When you reach the records below, output every one exactly as written but leave out any pictures.

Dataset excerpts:

-=-=-

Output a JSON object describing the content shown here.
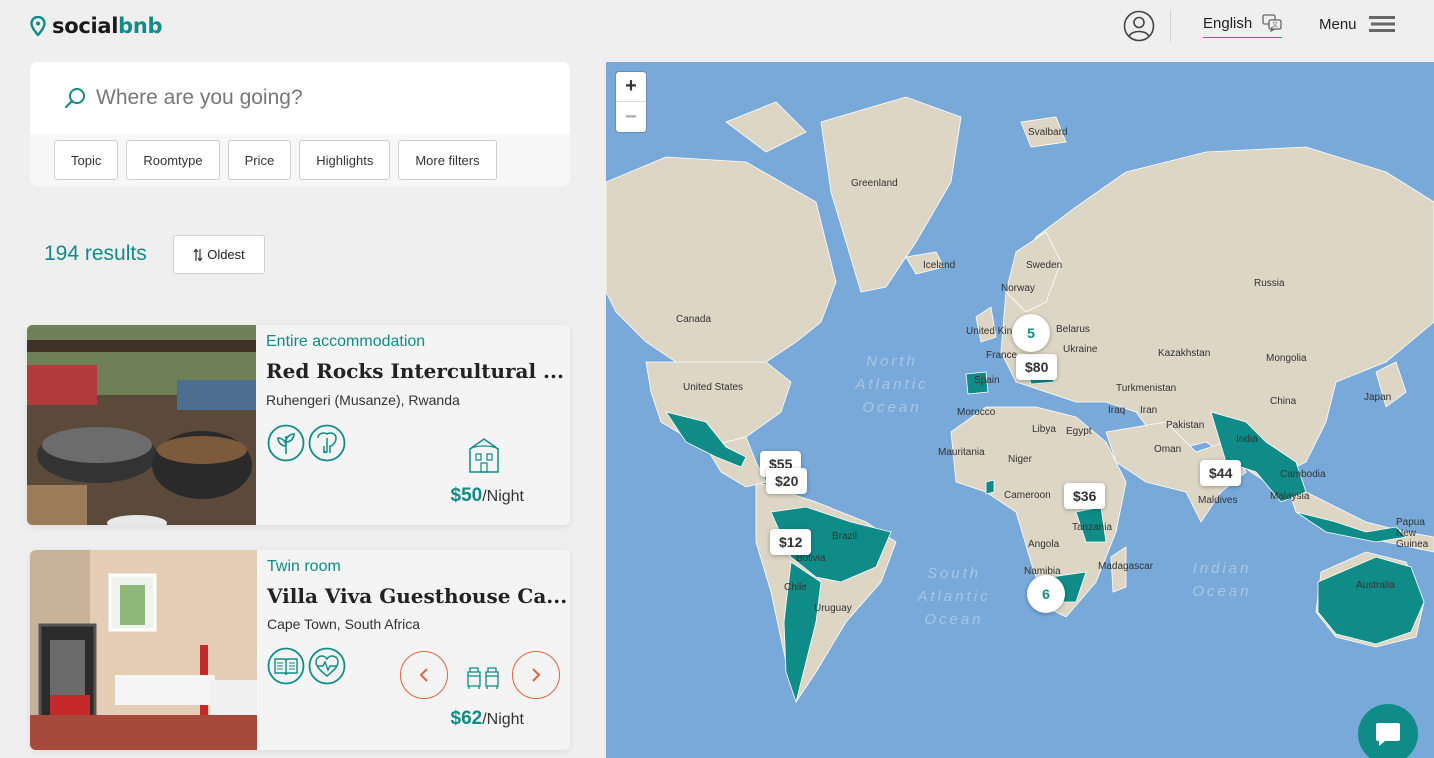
{
  "header": {
    "logo_part1": "social",
    "logo_part2": "bnb",
    "language_label": "English",
    "menu_label": "Menu"
  },
  "search": {
    "placeholder": "Where are you going?",
    "filters": [
      "Topic",
      "Roomtype",
      "Price",
      "Highlights",
      "More filters"
    ]
  },
  "results": {
    "count_label": "194 results",
    "sort_label": "Oldest"
  },
  "listings": [
    {
      "type": "Entire accommodation",
      "title": "Red Rocks Intercultural ...",
      "location": "Ruhengeri (Musanze), Rwanda",
      "price": "$50",
      "per": "/Night",
      "amenities": [
        "plant-icon",
        "elephant-icon"
      ],
      "room_icon": "house-icon"
    },
    {
      "type": "Twin room",
      "title": "Villa Viva Guesthouse Ca...",
      "location": "Cape Town, South Africa",
      "price": "$62",
      "per": "/Night",
      "amenities": [
        "book-icon",
        "heartbeat-icon"
      ],
      "room_icon": "beds-icon"
    }
  ],
  "map": {
    "zoom_in": "+",
    "zoom_out": "−",
    "countries": [
      "Greenland",
      "Svalbard",
      "Iceland",
      "Sweden",
      "Norway",
      "Russia",
      "Canada",
      "United Kingdom",
      "Belarus",
      "Ukraine",
      "France",
      "Kazakhstan",
      "Mongolia",
      "United States",
      "Spain",
      "Turkmenistan",
      "China",
      "Morocco",
      "Iraq",
      "Iran",
      "Japan",
      "Libya",
      "Egypt",
      "Pakistan",
      "Mauritania",
      "Niger",
      "Oman",
      "India",
      "Cameroon",
      "Maldives",
      "Malaysia",
      "Cambodia",
      "Brazil",
      "Tanzania",
      "Papua New Guinea",
      "Angola",
      "Bolivia",
      "Madagascar",
      "Namibia",
      "Chile",
      "Uruguay",
      "Australia"
    ],
    "oceans": [
      "North Atlantic Ocean",
      "South Atlantic Ocean",
      "Indian Ocean"
    ],
    "price_pins": [
      "$80",
      "$55",
      "$20",
      "$12",
      "$36",
      "$44"
    ],
    "clusters": [
      "5",
      "6"
    ]
  },
  "colors": {
    "accent": "#0f8c88",
    "arrow": "#e2643a",
    "ocean": "#78a9d8",
    "land": "#ddd6c5"
  }
}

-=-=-

• **Answer for this exercise**
Output a JSON object describing the content shown here.
{
  "header": {
    "logo_part1": "social",
    "logo_part2": "bnb",
    "language_label": "English",
    "menu_label": "Menu"
  },
  "search": {
    "placeholder": "Where are you going?",
    "filters": [
      "Topic",
      "Roomtype",
      "Price",
      "Highlights",
      "More filters"
    ]
  },
  "results": {
    "count_label": "194 results",
    "sort_label": "Oldest"
  },
  "listings": [
    {
      "type": "Entire accommodation",
      "title": "Red Rocks Intercultural ...",
      "location": "Ruhengeri (Musanze), Rwanda",
      "price": "$50",
      "per": "/Night",
      "amenities": [
        "plant-icon",
        "elephant-icon"
      ],
      "room_icon": "house-icon"
    },
    {
      "type": "Twin room",
      "title": "Villa Viva Guesthouse Ca...",
      "location": "Cape Town, South Africa",
      "price": "$62",
      "per": "/Night",
      "amenities": [
        "book-icon",
        "heartbeat-icon"
      ],
      "room_icon": "beds-icon"
    }
  ],
  "map": {
    "zoom_in": "+",
    "zoom_out": "−",
    "countries": [
      "Greenland",
      "Svalbard",
      "Iceland",
      "Sweden",
      "Norway",
      "Russia",
      "Canada",
      "United Kingdom",
      "Belarus",
      "Ukraine",
      "France",
      "Kazakhstan",
      "Mongolia",
      "United States",
      "Spain",
      "Turkmenistan",
      "China",
      "Morocco",
      "Iraq",
      "Iran",
      "Japan",
      "Libya",
      "Egypt",
      "Pakistan",
      "Mauritania",
      "Niger",
      "Oman",
      "India",
      "Cameroon",
      "Maldives",
      "Malaysia",
      "Cambodia",
      "Brazil",
      "Tanzania",
      "Papua New Guinea",
      "Angola",
      "Bolivia",
      "Madagascar",
      "Namibia",
      "Chile",
      "Uruguay",
      "Australia"
    ],
    "oceans": [
      "North Atlantic Ocean",
      "South Atlantic Ocean",
      "Indian Ocean"
    ],
    "price_pins": [
      "$80",
      "$55",
      "$20",
      "$12",
      "$36",
      "$44"
    ],
    "clusters": [
      "5",
      "6"
    ]
  },
  "colors": {
    "accent": "#0f8c88",
    "arrow": "#e2643a",
    "ocean": "#78a9d8",
    "land": "#ddd6c5"
  }
}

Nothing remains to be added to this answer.